(Collected data)
________________
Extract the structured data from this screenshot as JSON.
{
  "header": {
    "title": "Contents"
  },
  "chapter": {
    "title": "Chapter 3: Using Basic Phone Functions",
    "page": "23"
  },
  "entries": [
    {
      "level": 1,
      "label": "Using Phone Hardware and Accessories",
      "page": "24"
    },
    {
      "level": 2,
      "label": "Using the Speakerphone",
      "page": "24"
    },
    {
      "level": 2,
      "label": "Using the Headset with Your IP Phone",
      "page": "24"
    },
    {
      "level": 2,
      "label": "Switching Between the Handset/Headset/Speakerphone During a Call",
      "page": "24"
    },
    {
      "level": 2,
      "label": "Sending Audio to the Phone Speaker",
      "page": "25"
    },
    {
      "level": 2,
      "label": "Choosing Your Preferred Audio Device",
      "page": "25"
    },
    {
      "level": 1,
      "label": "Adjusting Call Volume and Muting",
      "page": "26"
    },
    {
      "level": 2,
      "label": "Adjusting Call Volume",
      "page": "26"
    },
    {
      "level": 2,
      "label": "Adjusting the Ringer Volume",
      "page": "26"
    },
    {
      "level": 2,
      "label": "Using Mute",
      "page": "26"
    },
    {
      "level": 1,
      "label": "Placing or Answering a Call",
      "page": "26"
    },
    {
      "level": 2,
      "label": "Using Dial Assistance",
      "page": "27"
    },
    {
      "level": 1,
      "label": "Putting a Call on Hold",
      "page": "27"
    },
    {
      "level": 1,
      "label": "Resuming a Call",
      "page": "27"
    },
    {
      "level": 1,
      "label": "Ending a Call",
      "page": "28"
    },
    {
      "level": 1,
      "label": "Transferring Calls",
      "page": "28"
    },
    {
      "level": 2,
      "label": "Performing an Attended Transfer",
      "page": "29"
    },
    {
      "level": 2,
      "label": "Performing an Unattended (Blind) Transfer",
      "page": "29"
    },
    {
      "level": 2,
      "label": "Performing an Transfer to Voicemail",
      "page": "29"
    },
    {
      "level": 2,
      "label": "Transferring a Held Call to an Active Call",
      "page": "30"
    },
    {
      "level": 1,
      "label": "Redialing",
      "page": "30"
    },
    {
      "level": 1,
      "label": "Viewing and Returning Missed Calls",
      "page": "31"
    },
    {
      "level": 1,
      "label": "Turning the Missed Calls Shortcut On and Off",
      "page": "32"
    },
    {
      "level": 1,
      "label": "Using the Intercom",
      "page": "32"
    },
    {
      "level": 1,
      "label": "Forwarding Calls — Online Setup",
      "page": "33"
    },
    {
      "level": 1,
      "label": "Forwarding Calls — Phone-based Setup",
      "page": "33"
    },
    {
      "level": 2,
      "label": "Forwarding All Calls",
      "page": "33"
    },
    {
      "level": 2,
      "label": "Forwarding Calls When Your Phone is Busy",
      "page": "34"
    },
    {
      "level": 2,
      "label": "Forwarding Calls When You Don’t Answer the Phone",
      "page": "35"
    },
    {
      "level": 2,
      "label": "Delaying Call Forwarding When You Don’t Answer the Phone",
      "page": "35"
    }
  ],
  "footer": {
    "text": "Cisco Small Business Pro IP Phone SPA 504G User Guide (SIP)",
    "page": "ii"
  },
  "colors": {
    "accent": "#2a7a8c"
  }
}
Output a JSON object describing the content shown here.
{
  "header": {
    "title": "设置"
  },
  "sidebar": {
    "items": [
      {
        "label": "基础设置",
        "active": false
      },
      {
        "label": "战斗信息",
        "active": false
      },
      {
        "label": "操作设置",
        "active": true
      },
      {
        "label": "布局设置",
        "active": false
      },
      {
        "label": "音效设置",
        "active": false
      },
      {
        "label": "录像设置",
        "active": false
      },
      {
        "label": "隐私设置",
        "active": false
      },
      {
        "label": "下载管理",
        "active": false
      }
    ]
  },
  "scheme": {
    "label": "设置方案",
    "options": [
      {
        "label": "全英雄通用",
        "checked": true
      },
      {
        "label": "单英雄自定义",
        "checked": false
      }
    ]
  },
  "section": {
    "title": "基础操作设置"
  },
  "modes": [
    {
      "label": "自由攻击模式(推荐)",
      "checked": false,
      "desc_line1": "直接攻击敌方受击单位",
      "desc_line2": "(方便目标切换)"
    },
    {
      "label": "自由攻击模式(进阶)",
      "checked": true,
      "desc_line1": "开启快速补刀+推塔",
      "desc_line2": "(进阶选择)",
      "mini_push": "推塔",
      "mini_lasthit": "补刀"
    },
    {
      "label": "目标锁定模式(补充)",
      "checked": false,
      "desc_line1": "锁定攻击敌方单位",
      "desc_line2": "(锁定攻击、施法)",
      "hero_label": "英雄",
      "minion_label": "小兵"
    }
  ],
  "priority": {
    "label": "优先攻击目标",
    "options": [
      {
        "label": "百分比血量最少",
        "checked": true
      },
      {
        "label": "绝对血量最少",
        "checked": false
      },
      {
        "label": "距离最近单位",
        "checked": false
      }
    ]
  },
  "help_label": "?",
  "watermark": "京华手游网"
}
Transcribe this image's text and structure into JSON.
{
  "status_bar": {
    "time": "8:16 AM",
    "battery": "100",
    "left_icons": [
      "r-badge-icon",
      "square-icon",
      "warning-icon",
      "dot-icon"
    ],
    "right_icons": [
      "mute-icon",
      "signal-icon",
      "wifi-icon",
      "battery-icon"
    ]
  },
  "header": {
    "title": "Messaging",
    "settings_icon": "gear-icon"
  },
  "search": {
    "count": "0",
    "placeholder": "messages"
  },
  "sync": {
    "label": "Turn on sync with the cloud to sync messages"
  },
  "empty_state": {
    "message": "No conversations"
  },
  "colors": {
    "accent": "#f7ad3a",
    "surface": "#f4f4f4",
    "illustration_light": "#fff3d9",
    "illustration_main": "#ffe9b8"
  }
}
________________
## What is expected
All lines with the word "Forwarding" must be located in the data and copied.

## Solution to this task
      "label": "Forwarding Calls — Online Setup",
      "label": "Forwarding Calls — Phone-based Setup",
      "label": "Forwarding All Calls",
      "label": "Forwarding Calls When Your Phone is Busy",
      "label": "Forwarding Calls When You Don’t Answer the Phone",
      "label": "Delaying Call Forwarding When You Don’t Answer the Phone",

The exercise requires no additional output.